wherein TRA is the actual TR.
A temporary TI (TITemp) is then calculated as follows:
wherein TIA is the actual TI.
The routine then checks to whether the TSTemp is equal to or greater than the sum of TITemp and the echo train time. If so, the pseudo-TI is made equal to the TITemp. In addition, the slice skip factor (SSF) is then calculated as follows:
Finally, the time per slice is made equal to TSTemp.
In other words, the prescribed TI is checked to determine whether the inversion recovery pulse will be positioned within the echo trains. The process is repeated until a predetermined minimum of passes is reached. At the end of the routine, the solution with the least number of passes has been selected and is then used to control the MRI system accordingly.
The second exemplary routine (Optimized Interleaved FLAIR, or OIL FLAIR) is more complex. Accordingly, the persons skilled in the art are referred to Appendix and to the following brief functional description. This routine packs iteratively the TI with increasing numbers of skip slices for each number of passes. The pseudo-TI and time per slice are calculated for each slice skip number, using, for example, a non-linear equation represented by the graph in FIG. 3. Knowing the time per slice and the number of slices per pass, the TR is then calculated and checked to exceed the prescribed minimum TR. The result is checked for self consistency. The most time efficient solution is then selected. Accordingly, at run time, the carrier frequency for the inversion recovery pulse preceding the Nth slice is set to equal that of N+S slice, where S is the slice skip factor.

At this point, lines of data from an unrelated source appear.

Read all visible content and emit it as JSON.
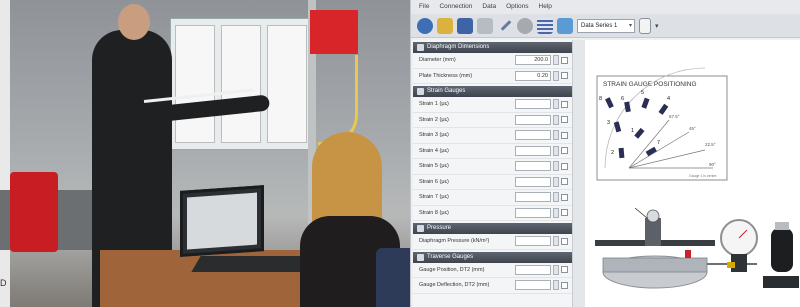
{
  "photo": {
    "caption": "D"
  },
  "window": {
    "menu": [
      "File",
      "Connection",
      "Data",
      "Options",
      "Help"
    ],
    "toolbar": {
      "series_select": "Data Series 1"
    }
  },
  "panel": {
    "sections": [
      {
        "title": "Diaphragm Dimensions",
        "rows": [
          {
            "label": "Diameter (mm)",
            "value": "200.0"
          },
          {
            "label": "Plate Thickness (mm)",
            "value": "0.20"
          }
        ]
      },
      {
        "title": "Strain Gauges",
        "rows": [
          {
            "label": "Strain 1 (μɛ)",
            "value": ""
          },
          {
            "label": "Strain 2 (μɛ)",
            "value": ""
          },
          {
            "label": "Strain 3 (μɛ)",
            "value": ""
          },
          {
            "label": "Strain 4 (μɛ)",
            "value": ""
          },
          {
            "label": "Strain 5 (μɛ)",
            "value": ""
          },
          {
            "label": "Strain 6 (μɛ)",
            "value": ""
          },
          {
            "label": "Strain 7 (μɛ)",
            "value": ""
          },
          {
            "label": "Strain 8 (μɛ)",
            "value": ""
          }
        ]
      },
      {
        "title": "Pressure",
        "rows": [
          {
            "label": "Diaphragm Pressure (kN/m²)",
            "value": ""
          }
        ]
      },
      {
        "title": "Traverse Gauges",
        "rows": [
          {
            "label": "Gauge Position, DT2 (mm)",
            "value": ""
          },
          {
            "label": "Gauge Deflection, DT2 (mm)",
            "value": ""
          }
        ]
      }
    ]
  },
  "diagram": {
    "title": "STRAIN GAUGE POSITIONING",
    "gauge_numbers": [
      "8",
      "6",
      "5",
      "4",
      "3",
      "1",
      "2",
      "7"
    ],
    "angle_labels": [
      "22.5°",
      "45°",
      "67.5°",
      "90°"
    ],
    "caption": "Gauge 1 is centre"
  }
}
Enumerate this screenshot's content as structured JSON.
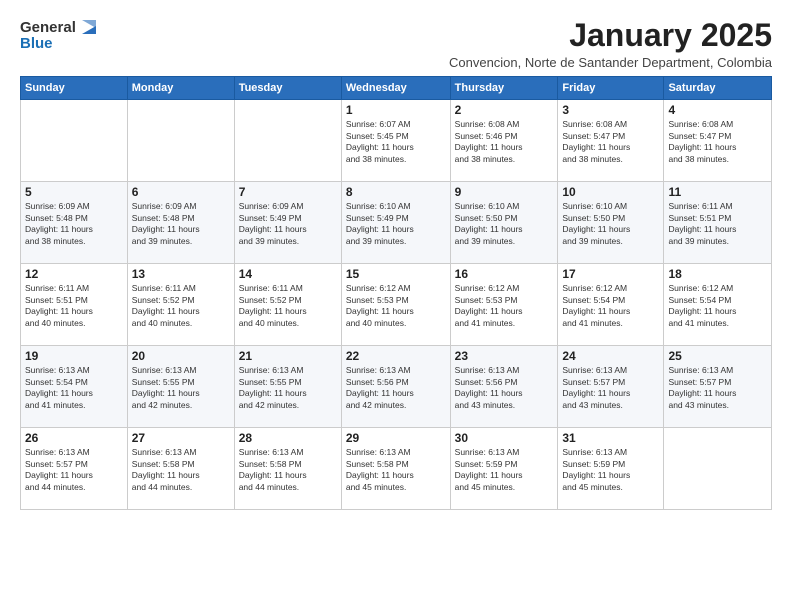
{
  "logo": {
    "general": "General",
    "blue": "Blue"
  },
  "title": "January 2025",
  "subtitle": "Convencion, Norte de Santander Department, Colombia",
  "days_of_week": [
    "Sunday",
    "Monday",
    "Tuesday",
    "Wednesday",
    "Thursday",
    "Friday",
    "Saturday"
  ],
  "weeks": [
    [
      {
        "day": "",
        "info": ""
      },
      {
        "day": "",
        "info": ""
      },
      {
        "day": "",
        "info": ""
      },
      {
        "day": "1",
        "info": "Sunrise: 6:07 AM\nSunset: 5:45 PM\nDaylight: 11 hours\nand 38 minutes."
      },
      {
        "day": "2",
        "info": "Sunrise: 6:08 AM\nSunset: 5:46 PM\nDaylight: 11 hours\nand 38 minutes."
      },
      {
        "day": "3",
        "info": "Sunrise: 6:08 AM\nSunset: 5:47 PM\nDaylight: 11 hours\nand 38 minutes."
      },
      {
        "day": "4",
        "info": "Sunrise: 6:08 AM\nSunset: 5:47 PM\nDaylight: 11 hours\nand 38 minutes."
      }
    ],
    [
      {
        "day": "5",
        "info": "Sunrise: 6:09 AM\nSunset: 5:48 PM\nDaylight: 11 hours\nand 38 minutes."
      },
      {
        "day": "6",
        "info": "Sunrise: 6:09 AM\nSunset: 5:48 PM\nDaylight: 11 hours\nand 39 minutes."
      },
      {
        "day": "7",
        "info": "Sunrise: 6:09 AM\nSunset: 5:49 PM\nDaylight: 11 hours\nand 39 minutes."
      },
      {
        "day": "8",
        "info": "Sunrise: 6:10 AM\nSunset: 5:49 PM\nDaylight: 11 hours\nand 39 minutes."
      },
      {
        "day": "9",
        "info": "Sunrise: 6:10 AM\nSunset: 5:50 PM\nDaylight: 11 hours\nand 39 minutes."
      },
      {
        "day": "10",
        "info": "Sunrise: 6:10 AM\nSunset: 5:50 PM\nDaylight: 11 hours\nand 39 minutes."
      },
      {
        "day": "11",
        "info": "Sunrise: 6:11 AM\nSunset: 5:51 PM\nDaylight: 11 hours\nand 39 minutes."
      }
    ],
    [
      {
        "day": "12",
        "info": "Sunrise: 6:11 AM\nSunset: 5:51 PM\nDaylight: 11 hours\nand 40 minutes."
      },
      {
        "day": "13",
        "info": "Sunrise: 6:11 AM\nSunset: 5:52 PM\nDaylight: 11 hours\nand 40 minutes."
      },
      {
        "day": "14",
        "info": "Sunrise: 6:11 AM\nSunset: 5:52 PM\nDaylight: 11 hours\nand 40 minutes."
      },
      {
        "day": "15",
        "info": "Sunrise: 6:12 AM\nSunset: 5:53 PM\nDaylight: 11 hours\nand 40 minutes."
      },
      {
        "day": "16",
        "info": "Sunrise: 6:12 AM\nSunset: 5:53 PM\nDaylight: 11 hours\nand 41 minutes."
      },
      {
        "day": "17",
        "info": "Sunrise: 6:12 AM\nSunset: 5:54 PM\nDaylight: 11 hours\nand 41 minutes."
      },
      {
        "day": "18",
        "info": "Sunrise: 6:12 AM\nSunset: 5:54 PM\nDaylight: 11 hours\nand 41 minutes."
      }
    ],
    [
      {
        "day": "19",
        "info": "Sunrise: 6:13 AM\nSunset: 5:54 PM\nDaylight: 11 hours\nand 41 minutes."
      },
      {
        "day": "20",
        "info": "Sunrise: 6:13 AM\nSunset: 5:55 PM\nDaylight: 11 hours\nand 42 minutes."
      },
      {
        "day": "21",
        "info": "Sunrise: 6:13 AM\nSunset: 5:55 PM\nDaylight: 11 hours\nand 42 minutes."
      },
      {
        "day": "22",
        "info": "Sunrise: 6:13 AM\nSunset: 5:56 PM\nDaylight: 11 hours\nand 42 minutes."
      },
      {
        "day": "23",
        "info": "Sunrise: 6:13 AM\nSunset: 5:56 PM\nDaylight: 11 hours\nand 43 minutes."
      },
      {
        "day": "24",
        "info": "Sunrise: 6:13 AM\nSunset: 5:57 PM\nDaylight: 11 hours\nand 43 minutes."
      },
      {
        "day": "25",
        "info": "Sunrise: 6:13 AM\nSunset: 5:57 PM\nDaylight: 11 hours\nand 43 minutes."
      }
    ],
    [
      {
        "day": "26",
        "info": "Sunrise: 6:13 AM\nSunset: 5:57 PM\nDaylight: 11 hours\nand 44 minutes."
      },
      {
        "day": "27",
        "info": "Sunrise: 6:13 AM\nSunset: 5:58 PM\nDaylight: 11 hours\nand 44 minutes."
      },
      {
        "day": "28",
        "info": "Sunrise: 6:13 AM\nSunset: 5:58 PM\nDaylight: 11 hours\nand 44 minutes."
      },
      {
        "day": "29",
        "info": "Sunrise: 6:13 AM\nSunset: 5:58 PM\nDaylight: 11 hours\nand 45 minutes."
      },
      {
        "day": "30",
        "info": "Sunrise: 6:13 AM\nSunset: 5:59 PM\nDaylight: 11 hours\nand 45 minutes."
      },
      {
        "day": "31",
        "info": "Sunrise: 6:13 AM\nSunset: 5:59 PM\nDaylight: 11 hours\nand 45 minutes."
      },
      {
        "day": "",
        "info": ""
      }
    ]
  ]
}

Because of the number of variables involved, it is preferable to allow a parameter to “float” within defined limits in order to achieve higher density packings. For example, a TR may be provided to ensure complete relaxation is sufficient for T2-weighed FLAIR contrast. A person skilled in the art may recognize that this TR would be at least 5000 ms using the system described below.
This routine was programmed on a 5.×Signa MRI scanner. The CSF null point was determined using the fast gradient echo pulse sequence (TR<10 ms) with an inversion recovery preparation pulse and centric ordered phase encoding, giving image contrast with an effective TR of infinity. In addition, the routine was also run with the following parameters: TE of 17 ms; TR of 5000 ms; TI of 1500 ms; 256×192 matrix; 8 echo train length; and 20 slices.
The simulated scan times for FLAIR, Interleaved FLAIR and Optimized Interleaved FLAIR are listed in Table I. The results indicates a significant time savings of the interleaved FLAIR and optimized interleaved FLAIR techniques over the original FLAIR technique.
These times and time savings increase proportionally for increased signal averaging and phase encoding, and correspond closely to scan times obtained on the actual scanner. For example, in a standard clinical protocol, oversampling is used in the phase encoding direction to eliminate phase warp artifacts. This in effect doubles the matrix size, making the scan times 28:00 and 4:46 minutes for rapid spin echo FLAIR and OIL FLAIR, respectively.
FIG. 4 is a block diagram of an MRI system that would carry out the described method and routines. Its main elements are a computer 10, a pulse generator 20, a data acquisition element 30, a display 40 and a magnet 50. A person skilled in the art will recognize that the different elements are well known in the art and thus require no explanation as to their construction. In addition, the computer 10 has been programmed, or can be programmed, to carry out the described method or routines.
While the invention has been described in terms of the foregoing specific embodiments thereof, it will be apparent to those skilled in the art that various alterations and modifications may be made to the described embodiments without departing from the scope of the invention, as defined by the appended claims. They are nevertheless considered equivalent to the present invention.